TASK DIRECTIONS: In full and without alteration, reproduce every record.
-*-*-
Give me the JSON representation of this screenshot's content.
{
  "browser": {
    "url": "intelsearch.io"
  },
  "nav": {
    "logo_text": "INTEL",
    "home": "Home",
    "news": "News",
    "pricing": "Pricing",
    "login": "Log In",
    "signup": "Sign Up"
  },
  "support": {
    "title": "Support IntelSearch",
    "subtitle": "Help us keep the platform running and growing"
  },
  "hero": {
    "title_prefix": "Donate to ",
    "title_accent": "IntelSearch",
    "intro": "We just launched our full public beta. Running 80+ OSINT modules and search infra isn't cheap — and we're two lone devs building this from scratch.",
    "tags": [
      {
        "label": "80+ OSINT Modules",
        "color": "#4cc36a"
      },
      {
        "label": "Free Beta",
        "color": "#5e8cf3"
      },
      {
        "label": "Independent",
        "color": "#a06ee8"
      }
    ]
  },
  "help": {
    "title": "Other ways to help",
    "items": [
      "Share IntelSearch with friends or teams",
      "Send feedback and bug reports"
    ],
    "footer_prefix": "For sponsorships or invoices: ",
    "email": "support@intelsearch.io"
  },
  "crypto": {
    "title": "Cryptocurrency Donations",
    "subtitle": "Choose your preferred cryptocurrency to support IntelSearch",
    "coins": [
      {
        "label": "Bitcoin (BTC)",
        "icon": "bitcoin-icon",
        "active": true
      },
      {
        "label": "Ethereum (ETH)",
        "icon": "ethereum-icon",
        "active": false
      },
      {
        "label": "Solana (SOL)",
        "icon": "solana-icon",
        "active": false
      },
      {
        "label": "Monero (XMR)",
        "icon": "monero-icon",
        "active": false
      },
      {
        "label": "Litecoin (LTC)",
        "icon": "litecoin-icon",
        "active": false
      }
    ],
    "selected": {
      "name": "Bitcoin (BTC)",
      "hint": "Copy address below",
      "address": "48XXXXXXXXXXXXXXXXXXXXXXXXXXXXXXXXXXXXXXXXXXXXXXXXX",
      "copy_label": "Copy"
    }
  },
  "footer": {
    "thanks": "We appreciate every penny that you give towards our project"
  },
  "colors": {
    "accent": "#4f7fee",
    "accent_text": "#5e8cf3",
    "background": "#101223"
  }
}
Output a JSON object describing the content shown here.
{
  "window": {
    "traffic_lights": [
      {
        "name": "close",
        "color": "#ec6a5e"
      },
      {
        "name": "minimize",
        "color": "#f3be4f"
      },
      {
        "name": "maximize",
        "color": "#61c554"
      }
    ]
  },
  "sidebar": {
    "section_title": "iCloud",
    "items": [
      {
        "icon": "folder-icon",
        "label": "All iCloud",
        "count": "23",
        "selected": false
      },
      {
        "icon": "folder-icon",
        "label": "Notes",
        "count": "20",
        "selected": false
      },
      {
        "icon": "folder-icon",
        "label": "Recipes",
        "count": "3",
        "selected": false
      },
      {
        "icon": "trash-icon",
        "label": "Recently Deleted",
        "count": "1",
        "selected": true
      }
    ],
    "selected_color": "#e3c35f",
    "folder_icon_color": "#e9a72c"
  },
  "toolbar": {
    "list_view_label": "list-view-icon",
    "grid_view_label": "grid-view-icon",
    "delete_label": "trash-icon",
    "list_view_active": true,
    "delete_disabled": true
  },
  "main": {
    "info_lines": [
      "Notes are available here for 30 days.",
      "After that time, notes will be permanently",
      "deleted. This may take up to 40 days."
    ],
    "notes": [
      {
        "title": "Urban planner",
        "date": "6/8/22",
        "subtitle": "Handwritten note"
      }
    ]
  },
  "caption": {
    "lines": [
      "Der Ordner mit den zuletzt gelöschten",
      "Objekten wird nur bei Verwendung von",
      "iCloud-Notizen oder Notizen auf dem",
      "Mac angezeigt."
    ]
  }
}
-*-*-
EXERCISE ANSWER:
Give me the JSON representation of this screenshot's content.
{
  "browser": {
    "url": "intelsearch.io"
  },
  "nav": {
    "logo_text": "INTEL",
    "home": "Home",
    "news": "News",
    "pricing": "Pricing",
    "login": "Log In",
    "signup": "Sign Up"
  },
  "support": {
    "title": "Support IntelSearch",
    "subtitle": "Help us keep the platform running and growing"
  },
  "hero": {
    "title_prefix": "Donate to ",
    "title_accent": "IntelSearch",
    "intro": "We just launched our full public beta. Running 80+ OSINT modules and search infra isn't cheap — and we're two lone devs building this from scratch.",
    "tags": [
      {
        "label": "80+ OSINT Modules",
        "color": "#4cc36a"
      },
      {
        "label": "Free Beta",
        "color": "#5e8cf3"
      },
      {
        "label": "Independent",
        "color": "#a06ee8"
      }
    ]
  },
  "help": {
    "title": "Other ways to help",
    "items": [
      "Share IntelSearch with friends or teams",
      "Send feedback and bug reports"
    ],
    "footer_prefix": "For sponsorships or invoices: ",
    "email": "support@intelsearch.io"
  },
  "crypto": {
    "title": "Cryptocurrency Donations",
    "subtitle": "Choose your preferred cryptocurrency to support IntelSearch",
    "coins": [
      {
        "label": "Bitcoin (BTC)",
        "icon": "bitcoin-icon",
        "active": true
      },
      {
        "label": "Ethereum (ETH)",
        "icon": "ethereum-icon",
        "active": false
      },
      {
        "label": "Solana (SOL)",
        "icon": "solana-icon",
        "active": false
      },
      {
        "label": "Monero (XMR)",
        "icon": "monero-icon",
        "active": false
      },
      {
        "label": "Litecoin (LTC)",
        "icon": "litecoin-icon",
        "active": false
      }
    ],
    "selected": {
      "name": "Bitcoin (BTC)",
      "hint": "Copy address below",
      "address": "48XXXXXXXXXXXXXXXXXXXXXXXXXXXXXXXXXXXXXXXXXXXXXXXXX",
      "copy_label": "Copy"
    }
  },
  "footer": {
    "thanks": "We appreciate every penny that you give towards our project"
  },
  "colors": {
    "accent": "#4f7fee",
    "accent_text": "#5e8cf3",
    "background": "#101223"
  }
}
Output a JSON object describing the content shown here.
{
  "window": {
    "traffic_lights": [
      {
        "name": "close",
        "color": "#ec6a5e"
      },
      {
        "name": "minimize",
        "color": "#f3be4f"
      },
      {
        "name": "maximize",
        "color": "#61c554"
      }
    ]
  },
  "sidebar": {
    "section_title": "iCloud",
    "items": [
      {
        "icon": "folder-icon",
        "label": "All iCloud",
        "count": "23",
        "selected": false
      },
      {
        "icon": "folder-icon",
        "label": "Notes",
        "count": "20",
        "selected": false
      },
      {
        "icon": "folder-icon",
        "label": "Recipes",
        "count": "3",
        "selected": false
      },
      {
        "icon": "trash-icon",
        "label": "Recently Deleted",
        "count": "1",
        "selected": true
      }
    ],
    "selected_color": "#e3c35f",
    "folder_icon_color": "#e9a72c"
  },
  "toolbar": {
    "list_view_label": "list-view-icon",
    "grid_view_label": "grid-view-icon",
    "delete_label": "trash-icon",
    "list_view_active": true,
    "delete_disabled": true
  },
  "main": {
    "info_lines": [
      "Notes are available here for 30 days.",
      "After that time, notes will be permanently",
      "deleted. This may take up to 40 days."
    ],
    "notes": [
      {
        "title": "Urban planner",
        "date": "6/8/22",
        "subtitle": "Handwritten note"
      }
    ]
  },
  "caption": {
    "lines": [
      "Der Ordner mit den zuletzt gelöschten",
      "Objekten wird nur bei Verwendung von",
      "iCloud-Notizen oder Notizen auf dem",
      "Mac angezeigt."
    ]
  }
}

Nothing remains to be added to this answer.